§ **TASK PROMPT**:
Repeat the records exactly. Every line must match.

START TASK INPUTS

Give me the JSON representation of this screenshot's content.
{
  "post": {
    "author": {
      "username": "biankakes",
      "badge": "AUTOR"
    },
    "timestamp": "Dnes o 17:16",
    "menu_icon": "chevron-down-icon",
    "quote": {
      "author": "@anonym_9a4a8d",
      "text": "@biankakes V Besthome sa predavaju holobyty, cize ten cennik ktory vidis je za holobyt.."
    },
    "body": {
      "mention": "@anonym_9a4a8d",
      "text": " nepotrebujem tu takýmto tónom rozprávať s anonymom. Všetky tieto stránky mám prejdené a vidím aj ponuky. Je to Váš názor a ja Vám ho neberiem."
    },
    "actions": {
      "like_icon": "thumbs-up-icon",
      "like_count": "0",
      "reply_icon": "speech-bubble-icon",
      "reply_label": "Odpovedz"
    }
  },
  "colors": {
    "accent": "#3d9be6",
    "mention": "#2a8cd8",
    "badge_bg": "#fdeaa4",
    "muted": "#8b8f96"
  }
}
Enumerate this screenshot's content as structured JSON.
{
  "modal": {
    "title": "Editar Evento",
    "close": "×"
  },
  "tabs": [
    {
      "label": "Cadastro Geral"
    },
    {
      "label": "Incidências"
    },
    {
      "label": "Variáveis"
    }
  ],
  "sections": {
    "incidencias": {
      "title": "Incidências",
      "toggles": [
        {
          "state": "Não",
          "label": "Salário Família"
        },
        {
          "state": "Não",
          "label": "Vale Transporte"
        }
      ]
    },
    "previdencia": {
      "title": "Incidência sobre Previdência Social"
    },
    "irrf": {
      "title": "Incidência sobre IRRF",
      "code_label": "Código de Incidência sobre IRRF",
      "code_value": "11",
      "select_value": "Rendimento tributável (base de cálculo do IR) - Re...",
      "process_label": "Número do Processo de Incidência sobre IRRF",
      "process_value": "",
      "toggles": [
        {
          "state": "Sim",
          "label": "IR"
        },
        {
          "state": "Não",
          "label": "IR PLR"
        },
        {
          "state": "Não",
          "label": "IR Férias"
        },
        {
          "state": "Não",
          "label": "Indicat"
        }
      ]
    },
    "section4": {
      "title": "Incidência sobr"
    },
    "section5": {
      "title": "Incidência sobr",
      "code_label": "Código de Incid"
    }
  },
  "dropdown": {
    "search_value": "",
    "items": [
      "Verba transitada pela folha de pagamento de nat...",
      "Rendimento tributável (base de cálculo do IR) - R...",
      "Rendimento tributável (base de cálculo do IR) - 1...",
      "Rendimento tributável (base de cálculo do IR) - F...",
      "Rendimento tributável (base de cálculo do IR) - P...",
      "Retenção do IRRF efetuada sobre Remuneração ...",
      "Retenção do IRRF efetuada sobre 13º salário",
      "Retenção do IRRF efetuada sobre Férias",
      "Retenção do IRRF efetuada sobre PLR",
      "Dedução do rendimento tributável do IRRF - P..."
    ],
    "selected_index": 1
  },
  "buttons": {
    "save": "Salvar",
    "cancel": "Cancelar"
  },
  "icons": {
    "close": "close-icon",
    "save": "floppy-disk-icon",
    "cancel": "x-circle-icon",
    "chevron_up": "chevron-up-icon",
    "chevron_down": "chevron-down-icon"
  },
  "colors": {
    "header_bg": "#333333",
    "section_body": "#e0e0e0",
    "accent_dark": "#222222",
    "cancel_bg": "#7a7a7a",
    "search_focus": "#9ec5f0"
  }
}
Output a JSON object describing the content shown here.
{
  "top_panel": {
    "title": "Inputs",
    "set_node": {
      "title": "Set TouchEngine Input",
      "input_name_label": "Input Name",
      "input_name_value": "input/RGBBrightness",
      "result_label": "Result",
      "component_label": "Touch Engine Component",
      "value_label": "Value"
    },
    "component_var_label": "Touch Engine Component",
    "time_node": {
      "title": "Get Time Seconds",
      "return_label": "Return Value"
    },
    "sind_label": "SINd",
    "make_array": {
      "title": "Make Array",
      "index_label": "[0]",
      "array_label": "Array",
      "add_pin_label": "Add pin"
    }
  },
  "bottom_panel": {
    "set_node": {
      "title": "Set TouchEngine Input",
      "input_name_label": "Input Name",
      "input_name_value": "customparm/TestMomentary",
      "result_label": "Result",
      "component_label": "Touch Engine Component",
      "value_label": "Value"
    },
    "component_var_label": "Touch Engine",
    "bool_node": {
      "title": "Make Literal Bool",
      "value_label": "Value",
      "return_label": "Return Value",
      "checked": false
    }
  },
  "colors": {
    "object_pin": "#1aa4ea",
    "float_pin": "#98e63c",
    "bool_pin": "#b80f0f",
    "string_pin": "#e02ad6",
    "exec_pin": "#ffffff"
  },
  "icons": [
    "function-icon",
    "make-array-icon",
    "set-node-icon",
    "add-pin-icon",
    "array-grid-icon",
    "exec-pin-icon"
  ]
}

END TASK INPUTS

§ **WRITTEN RESPONSE**:
Give me the JSON representation of this screenshot's content.
{
  "post": {
    "author": {
      "username": "biankakes",
      "badge": "AUTOR"
    },
    "timestamp": "Dnes o 17:16",
    "menu_icon": "chevron-down-icon",
    "quote": {
      "author": "@anonym_9a4a8d",
      "text": "@biankakes V Besthome sa predavaju holobyty, cize ten cennik ktory vidis je za holobyt.."
    },
    "body": {
      "mention": "@anonym_9a4a8d",
      "text": " nepotrebujem tu takýmto tónom rozprávať s anonymom. Všetky tieto stránky mám prejdené a vidím aj ponuky. Je to Váš názor a ja Vám ho neberiem."
    },
    "actions": {
      "like_icon": "thumbs-up-icon",
      "like_count": "0",
      "reply_icon": "speech-bubble-icon",
      "reply_label": "Odpovedz"
    }
  },
  "colors": {
    "accent": "#3d9be6",
    "mention": "#2a8cd8",
    "badge_bg": "#fdeaa4",
    "muted": "#8b8f96"
  }
}
Enumerate this screenshot's content as structured JSON.
{
  "modal": {
    "title": "Editar Evento",
    "close": "×"
  },
  "tabs": [
    {
      "label": "Cadastro Geral"
    },
    {
      "label": "Incidências"
    },
    {
      "label": "Variáveis"
    }
  ],
  "sections": {
    "incidencias": {
      "title": "Incidências",
      "toggles": [
        {
          "state": "Não",
          "label": "Salário Família"
        },
        {
          "state": "Não",
          "label": "Vale Transporte"
        }
      ]
    },
    "previdencia": {
      "title": "Incidência sobre Previdência Social"
    },
    "irrf": {
      "title": "Incidência sobre IRRF",
      "code_label": "Código de Incidência sobre IRRF",
      "code_value": "11",
      "select_value": "Rendimento tributável (base de cálculo do IR) - Re...",
      "process_label": "Número do Processo de Incidência sobre IRRF",
      "process_value": "",
      "toggles": [
        {
          "state": "Sim",
          "label": "IR"
        },
        {
          "state": "Não",
          "label": "IR PLR"
        },
        {
          "state": "Não",
          "label": "IR Férias"
        },
        {
          "state": "Não",
          "label": "Indicat"
        }
      ]
    },
    "section4": {
      "title": "Incidência sobr"
    },
    "section5": {
      "title": "Incidência sobr",
      "code_label": "Código de Incid"
    }
  },
  "dropdown": {
    "search_value": "",
    "items": [
      "Verba transitada pela folha de pagamento de nat...",
      "Rendimento tributável (base de cálculo do IR) - R...",
      "Rendimento tributável (base de cálculo do IR) - 1...",
      "Rendimento tributável (base de cálculo do IR) - F...",
      "Rendimento tributável (base de cálculo do IR) - P...",
      "Retenção do IRRF efetuada sobre Remuneração ...",
      "Retenção do IRRF efetuada sobre 13º salário",
      "Retenção do IRRF efetuada sobre Férias",
      "Retenção do IRRF efetuada sobre PLR",
      "Dedução do rendimento tributável do IRRF - P..."
    ],
    "selected_index": 1
  },
  "buttons": {
    "save": "Salvar",
    "cancel": "Cancelar"
  },
  "icons": {
    "close": "close-icon",
    "save": "floppy-disk-icon",
    "cancel": "x-circle-icon",
    "chevron_up": "chevron-up-icon",
    "chevron_down": "chevron-down-icon"
  },
  "colors": {
    "header_bg": "#333333",
    "section_body": "#e0e0e0",
    "accent_dark": "#222222",
    "cancel_bg": "#7a7a7a",
    "search_focus": "#9ec5f0"
  }
}
Output a JSON object describing the content shown here.
{
  "top_panel": {
    "title": "Inputs",
    "set_node": {
      "title": "Set TouchEngine Input",
      "input_name_label": "Input Name",
      "input_name_value": "input/RGBBrightness",
      "result_label": "Result",
      "component_label": "Touch Engine Component",
      "value_label": "Value"
    },
    "component_var_label": "Touch Engine Component",
    "time_node": {
      "title": "Get Time Seconds",
      "return_label": "Return Value"
    },
    "sind_label": "SINd",
    "make_array": {
      "title": "Make Array",
      "index_label": "[0]",
      "array_label": "Array",
      "add_pin_label": "Add pin"
    }
  },
  "bottom_panel": {
    "set_node": {
      "title": "Set TouchEngine Input",
      "input_name_label": "Input Name",
      "input_name_value": "customparm/TestMomentary",
      "result_label": "Result",
      "component_label": "Touch Engine Component",
      "value_label": "Value"
    },
    "component_var_label": "Touch Engine",
    "bool_node": {
      "title": "Make Literal Bool",
      "value_label": "Value",
      "return_label": "Return Value",
      "checked": false
    }
  },
  "colors": {
    "object_pin": "#1aa4ea",
    "float_pin": "#98e63c",
    "bool_pin": "#b80f0f",
    "string_pin": "#e02ad6",
    "exec_pin": "#ffffff"
  },
  "icons": [
    "function-icon",
    "make-array-icon",
    "set-node-icon",
    "add-pin-icon",
    "array-grid-icon",
    "exec-pin-icon"
  ]
}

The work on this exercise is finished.